WORK ITEM
Copy every line of the entries that has the string "title" in it.

Data excerpts:
########################################

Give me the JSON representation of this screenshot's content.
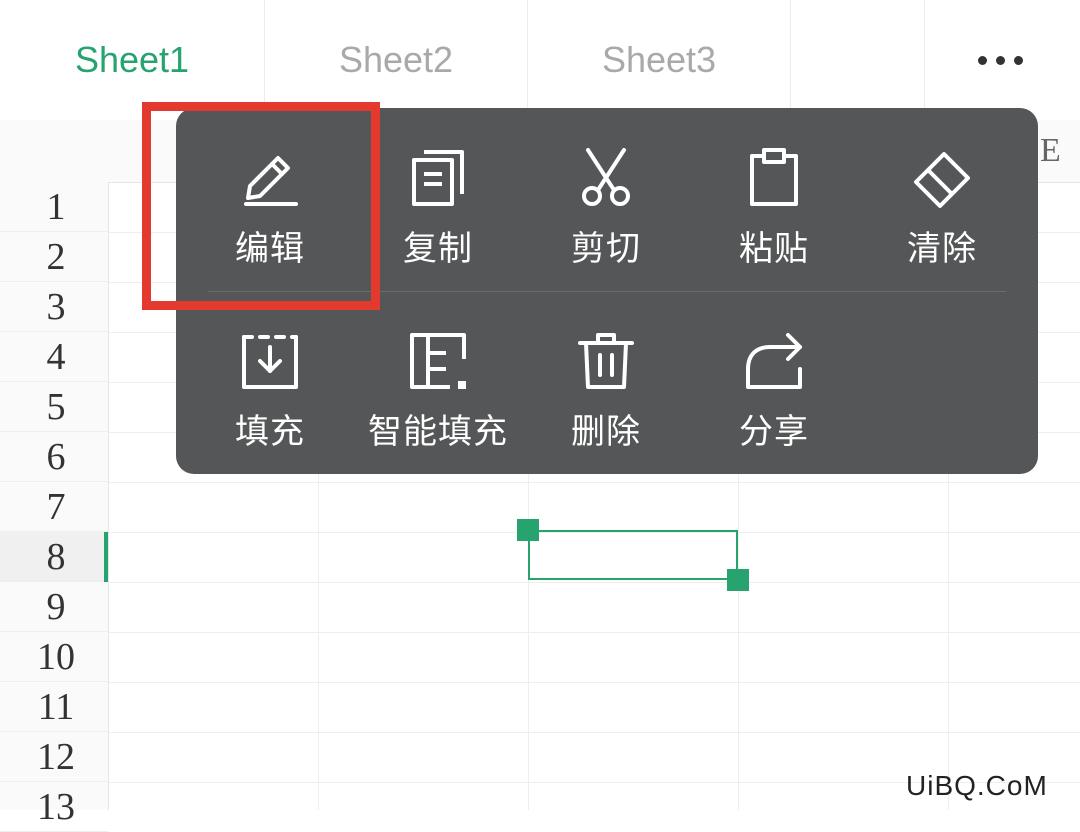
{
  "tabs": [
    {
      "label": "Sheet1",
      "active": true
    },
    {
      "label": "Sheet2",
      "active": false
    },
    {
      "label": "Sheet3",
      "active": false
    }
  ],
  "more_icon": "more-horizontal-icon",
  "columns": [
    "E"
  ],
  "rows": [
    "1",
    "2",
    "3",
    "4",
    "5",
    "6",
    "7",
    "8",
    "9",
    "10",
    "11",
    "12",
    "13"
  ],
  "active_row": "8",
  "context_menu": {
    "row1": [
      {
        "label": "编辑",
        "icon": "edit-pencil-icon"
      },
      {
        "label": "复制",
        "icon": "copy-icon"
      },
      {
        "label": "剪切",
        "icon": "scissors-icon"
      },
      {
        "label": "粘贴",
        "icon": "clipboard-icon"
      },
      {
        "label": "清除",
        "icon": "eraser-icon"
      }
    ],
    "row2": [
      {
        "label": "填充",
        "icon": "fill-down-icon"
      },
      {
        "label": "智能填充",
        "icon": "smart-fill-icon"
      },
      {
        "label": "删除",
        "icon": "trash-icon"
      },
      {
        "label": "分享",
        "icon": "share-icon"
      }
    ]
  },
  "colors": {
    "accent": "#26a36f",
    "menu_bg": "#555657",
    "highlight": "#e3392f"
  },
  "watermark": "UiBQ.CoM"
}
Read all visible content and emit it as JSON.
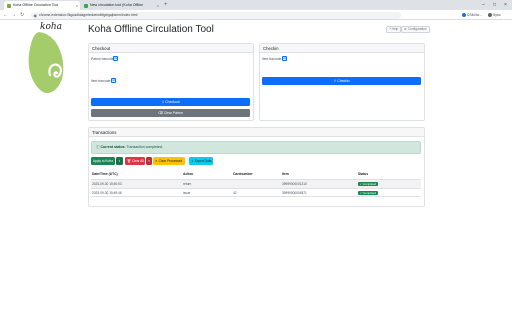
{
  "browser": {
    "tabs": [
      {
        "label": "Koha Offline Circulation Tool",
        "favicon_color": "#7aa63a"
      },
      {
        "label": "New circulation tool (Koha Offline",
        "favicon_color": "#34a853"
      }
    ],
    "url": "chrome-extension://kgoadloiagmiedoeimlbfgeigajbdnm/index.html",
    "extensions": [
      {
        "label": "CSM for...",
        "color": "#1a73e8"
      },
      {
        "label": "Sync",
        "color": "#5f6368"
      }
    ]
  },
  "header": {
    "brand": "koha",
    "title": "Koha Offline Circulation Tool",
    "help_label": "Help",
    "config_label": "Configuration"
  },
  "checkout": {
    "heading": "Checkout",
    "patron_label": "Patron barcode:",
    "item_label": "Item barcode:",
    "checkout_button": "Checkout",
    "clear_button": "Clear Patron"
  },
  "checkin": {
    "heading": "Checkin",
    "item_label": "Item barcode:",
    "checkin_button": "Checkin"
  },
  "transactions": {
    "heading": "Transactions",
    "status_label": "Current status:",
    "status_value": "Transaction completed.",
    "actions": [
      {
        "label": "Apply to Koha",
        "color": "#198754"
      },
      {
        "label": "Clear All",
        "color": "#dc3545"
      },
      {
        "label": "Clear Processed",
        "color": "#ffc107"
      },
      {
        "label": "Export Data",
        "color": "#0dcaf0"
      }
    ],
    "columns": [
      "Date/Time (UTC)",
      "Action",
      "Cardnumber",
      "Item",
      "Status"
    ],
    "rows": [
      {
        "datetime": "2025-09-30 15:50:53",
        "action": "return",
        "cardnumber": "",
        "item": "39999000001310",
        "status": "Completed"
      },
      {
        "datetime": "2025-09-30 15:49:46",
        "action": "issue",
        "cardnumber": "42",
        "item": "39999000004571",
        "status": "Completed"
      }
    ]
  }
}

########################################

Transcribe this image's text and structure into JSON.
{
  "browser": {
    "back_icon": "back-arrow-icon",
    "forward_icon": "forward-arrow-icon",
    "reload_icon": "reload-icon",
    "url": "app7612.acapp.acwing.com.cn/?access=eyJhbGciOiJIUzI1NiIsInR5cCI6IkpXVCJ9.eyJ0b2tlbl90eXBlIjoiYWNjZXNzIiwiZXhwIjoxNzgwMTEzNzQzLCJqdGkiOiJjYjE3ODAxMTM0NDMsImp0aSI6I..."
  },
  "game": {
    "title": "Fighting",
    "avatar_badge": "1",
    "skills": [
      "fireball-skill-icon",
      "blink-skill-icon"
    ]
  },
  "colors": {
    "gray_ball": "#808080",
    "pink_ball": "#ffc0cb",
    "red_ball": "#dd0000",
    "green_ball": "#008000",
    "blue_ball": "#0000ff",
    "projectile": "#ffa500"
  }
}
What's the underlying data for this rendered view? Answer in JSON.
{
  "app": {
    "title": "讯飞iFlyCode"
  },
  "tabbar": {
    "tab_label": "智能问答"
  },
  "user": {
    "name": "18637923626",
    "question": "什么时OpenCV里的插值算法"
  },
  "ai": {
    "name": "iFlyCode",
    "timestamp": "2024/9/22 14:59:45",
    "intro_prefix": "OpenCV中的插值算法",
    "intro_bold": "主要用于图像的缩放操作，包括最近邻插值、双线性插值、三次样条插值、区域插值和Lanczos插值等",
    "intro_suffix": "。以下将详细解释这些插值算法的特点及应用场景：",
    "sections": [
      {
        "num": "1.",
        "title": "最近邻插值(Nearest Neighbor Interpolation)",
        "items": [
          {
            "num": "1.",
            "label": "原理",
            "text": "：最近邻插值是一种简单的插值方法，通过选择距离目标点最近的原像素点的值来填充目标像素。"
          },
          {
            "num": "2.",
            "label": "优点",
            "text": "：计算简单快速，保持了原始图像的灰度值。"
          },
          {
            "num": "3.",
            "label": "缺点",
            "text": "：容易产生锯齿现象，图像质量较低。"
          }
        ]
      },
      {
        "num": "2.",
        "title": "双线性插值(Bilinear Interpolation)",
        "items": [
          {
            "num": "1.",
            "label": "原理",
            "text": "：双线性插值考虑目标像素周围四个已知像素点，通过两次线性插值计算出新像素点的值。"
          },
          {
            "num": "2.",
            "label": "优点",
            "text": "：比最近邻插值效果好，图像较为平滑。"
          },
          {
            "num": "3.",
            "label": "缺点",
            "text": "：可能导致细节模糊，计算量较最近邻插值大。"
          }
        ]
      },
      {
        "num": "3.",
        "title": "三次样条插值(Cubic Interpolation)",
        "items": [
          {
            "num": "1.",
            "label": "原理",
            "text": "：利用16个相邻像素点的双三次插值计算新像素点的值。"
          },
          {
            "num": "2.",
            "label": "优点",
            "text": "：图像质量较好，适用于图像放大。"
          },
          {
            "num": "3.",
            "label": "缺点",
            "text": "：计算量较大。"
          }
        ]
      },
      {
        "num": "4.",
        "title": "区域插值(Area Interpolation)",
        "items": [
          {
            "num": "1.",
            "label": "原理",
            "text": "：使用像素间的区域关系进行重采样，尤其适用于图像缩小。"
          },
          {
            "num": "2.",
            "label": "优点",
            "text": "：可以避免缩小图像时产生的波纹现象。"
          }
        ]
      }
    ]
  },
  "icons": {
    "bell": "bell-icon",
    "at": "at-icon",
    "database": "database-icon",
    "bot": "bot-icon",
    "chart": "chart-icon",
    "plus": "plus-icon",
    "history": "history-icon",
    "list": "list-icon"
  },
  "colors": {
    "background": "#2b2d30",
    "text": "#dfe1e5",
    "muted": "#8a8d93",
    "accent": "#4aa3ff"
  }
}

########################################

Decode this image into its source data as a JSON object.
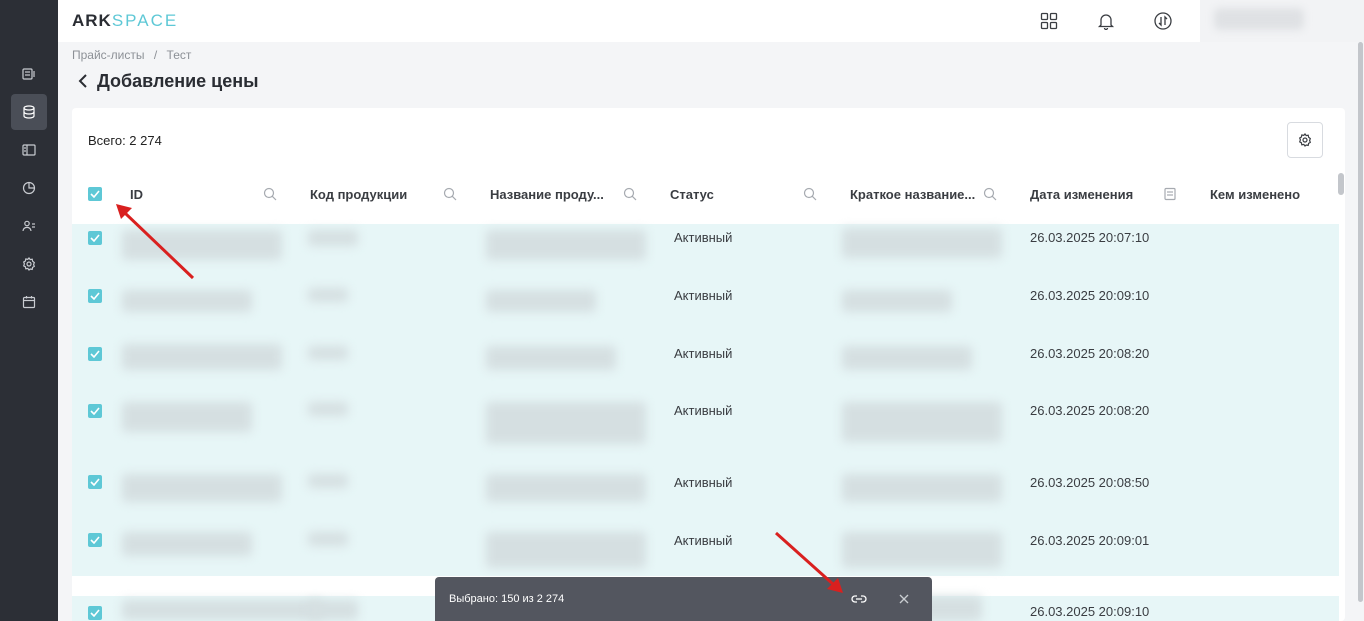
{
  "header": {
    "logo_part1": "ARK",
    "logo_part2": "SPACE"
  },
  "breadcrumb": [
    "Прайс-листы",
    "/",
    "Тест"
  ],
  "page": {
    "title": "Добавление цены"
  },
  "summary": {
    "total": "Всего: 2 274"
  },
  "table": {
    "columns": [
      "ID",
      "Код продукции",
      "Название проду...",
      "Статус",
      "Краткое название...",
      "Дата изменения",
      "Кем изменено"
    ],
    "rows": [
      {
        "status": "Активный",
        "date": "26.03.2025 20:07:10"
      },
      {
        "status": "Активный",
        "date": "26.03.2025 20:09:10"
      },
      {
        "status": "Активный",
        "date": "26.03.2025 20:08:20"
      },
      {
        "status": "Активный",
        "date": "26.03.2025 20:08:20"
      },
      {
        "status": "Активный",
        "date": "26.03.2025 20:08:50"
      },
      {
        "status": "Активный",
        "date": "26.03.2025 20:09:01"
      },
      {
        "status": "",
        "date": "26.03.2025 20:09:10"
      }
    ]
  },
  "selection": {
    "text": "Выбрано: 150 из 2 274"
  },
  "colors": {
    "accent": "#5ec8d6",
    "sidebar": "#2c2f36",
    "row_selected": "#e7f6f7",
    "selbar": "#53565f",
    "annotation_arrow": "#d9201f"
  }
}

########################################

TASK RESULT
    "title": "Koha Offline Circulation Tool",
    "title": "Fighting",
    "title": "讯飞iFlyCode"
        "title": "最近邻插值(Nearest Neighbor Interpolation)",
        "title": "双线性插值(Bilinear Interpolation)",
        "title": "三次样条插值(Cubic Interpolation)",
        "title": "区域插值(Area Interpolation)",
    "title": "Добавление цены"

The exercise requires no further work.